Problem - Strip out all images, then restate the data verbatim.

════

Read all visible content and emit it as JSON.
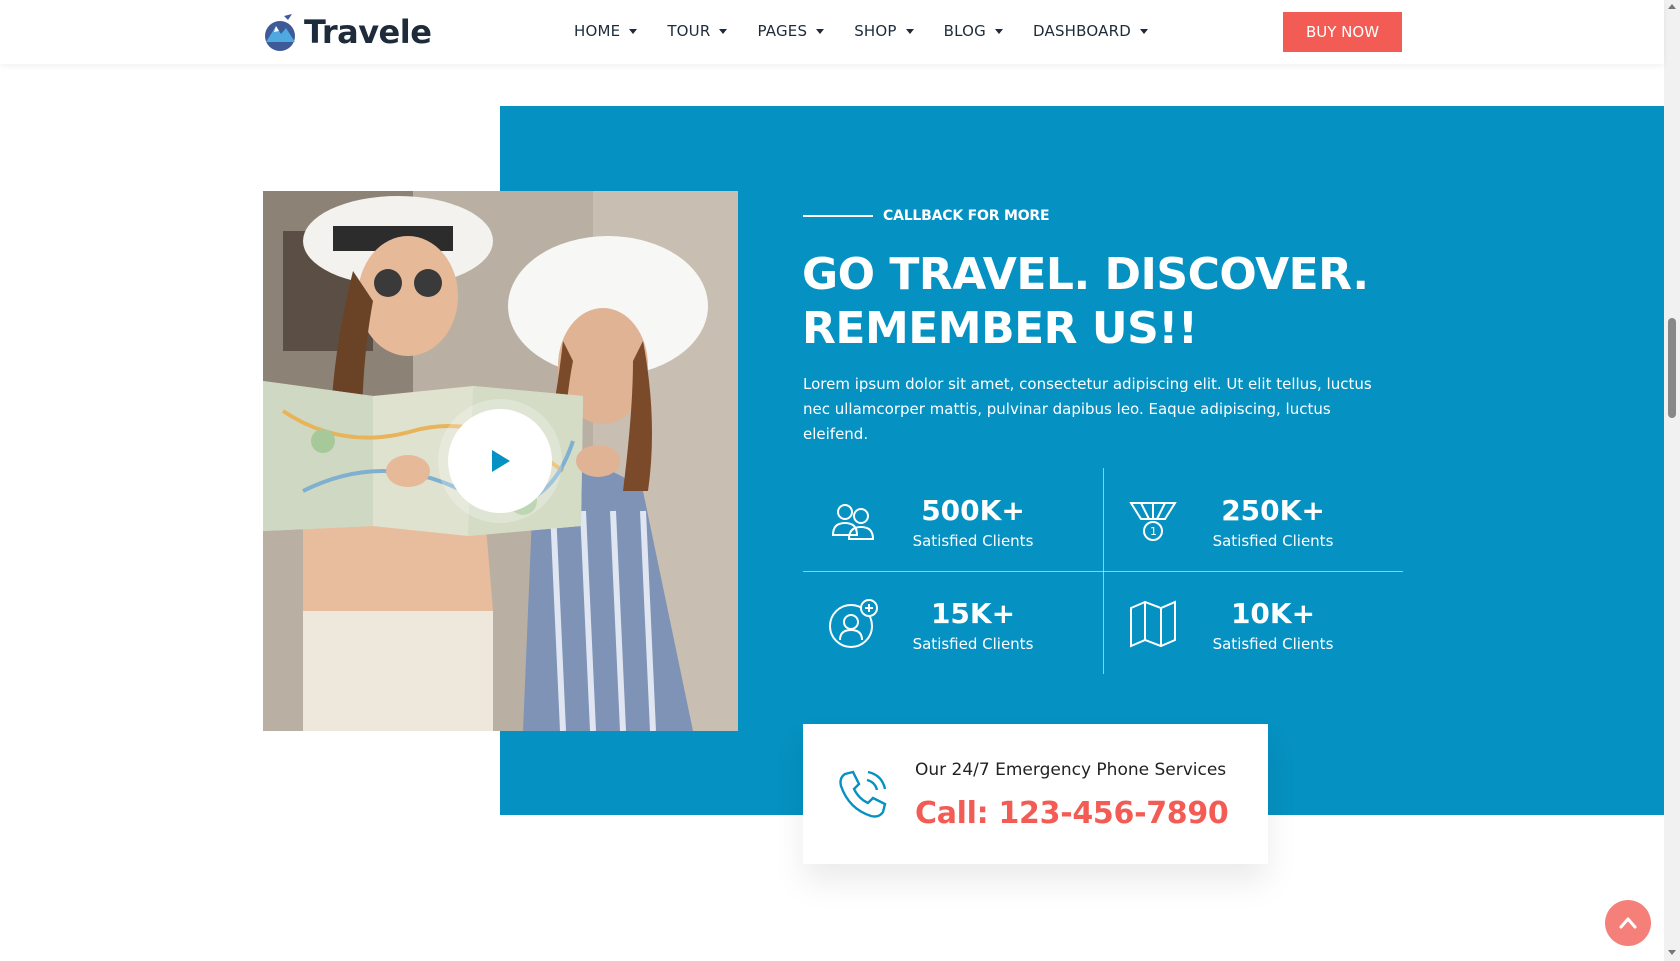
{
  "brand": {
    "name": "Travele"
  },
  "nav": {
    "items": [
      {
        "label": "HOME"
      },
      {
        "label": "TOUR"
      },
      {
        "label": "PAGES"
      },
      {
        "label": "SHOP"
      },
      {
        "label": "BLOG"
      },
      {
        "label": "DASHBOARD"
      }
    ],
    "cta_label": "BUY NOW"
  },
  "hero": {
    "eyebrow": "CALLBACK FOR MORE",
    "headline_line1": "GO TRAVEL. DISCOVER.",
    "headline_line2": "REMEMBER US!!",
    "description": "Lorem ipsum dolor sit amet, consectetur adipiscing elit. Ut elit tellus, luctus nec ullamcorper mattis, pulvinar dapibus leo. Eaque adipiscing, luctus eleifend."
  },
  "stats": [
    {
      "value": "500K+",
      "label": "Satisfied Clients",
      "icon": "users-icon"
    },
    {
      "value": "250K+",
      "label": "Satisfied Clients",
      "icon": "medal-icon"
    },
    {
      "value": "15K+",
      "label": "Satisfied Clients",
      "icon": "user-plus-icon"
    },
    {
      "value": "10K+",
      "label": "Satisfied Clients",
      "icon": "map-icon"
    }
  ],
  "call": {
    "title": "Our 24/7 Emergency Phone Services",
    "number": "Call: 123-456-7890"
  },
  "colors": {
    "primary_blue": "#0591c1",
    "accent_coral": "#f25c54",
    "dark_text": "#1d2b3a"
  }
}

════

Response for this exercise -
Read all visible content and emit it as JSON.
{
  "brand": {
    "name": "Travele"
  },
  "nav": {
    "items": [
      {
        "label": "HOME"
      },
      {
        "label": "TOUR"
      },
      {
        "label": "PAGES"
      },
      {
        "label": "SHOP"
      },
      {
        "label": "BLOG"
      },
      {
        "label": "DASHBOARD"
      }
    ],
    "cta_label": "BUY NOW"
  },
  "hero": {
    "eyebrow": "CALLBACK FOR MORE",
    "headline_line1": "GO TRAVEL. DISCOVER.",
    "headline_line2": "REMEMBER US!!",
    "description": "Lorem ipsum dolor sit amet, consectetur adipiscing elit. Ut elit tellus, luctus nec ullamcorper mattis, pulvinar dapibus leo. Eaque adipiscing, luctus eleifend."
  },
  "stats": [
    {
      "value": "500K+",
      "label": "Satisfied Clients",
      "icon": "users-icon"
    },
    {
      "value": "250K+",
      "label": "Satisfied Clients",
      "icon": "medal-icon"
    },
    {
      "value": "15K+",
      "label": "Satisfied Clients",
      "icon": "user-plus-icon"
    },
    {
      "value": "10K+",
      "label": "Satisfied Clients",
      "icon": "map-icon"
    }
  ],
  "call": {
    "title": "Our 24/7 Emergency Phone Services",
    "number": "Call: 123-456-7890"
  },
  "colors": {
    "primary_blue": "#0591c1",
    "accent_coral": "#f25c54",
    "dark_text": "#1d2b3a"
  }
}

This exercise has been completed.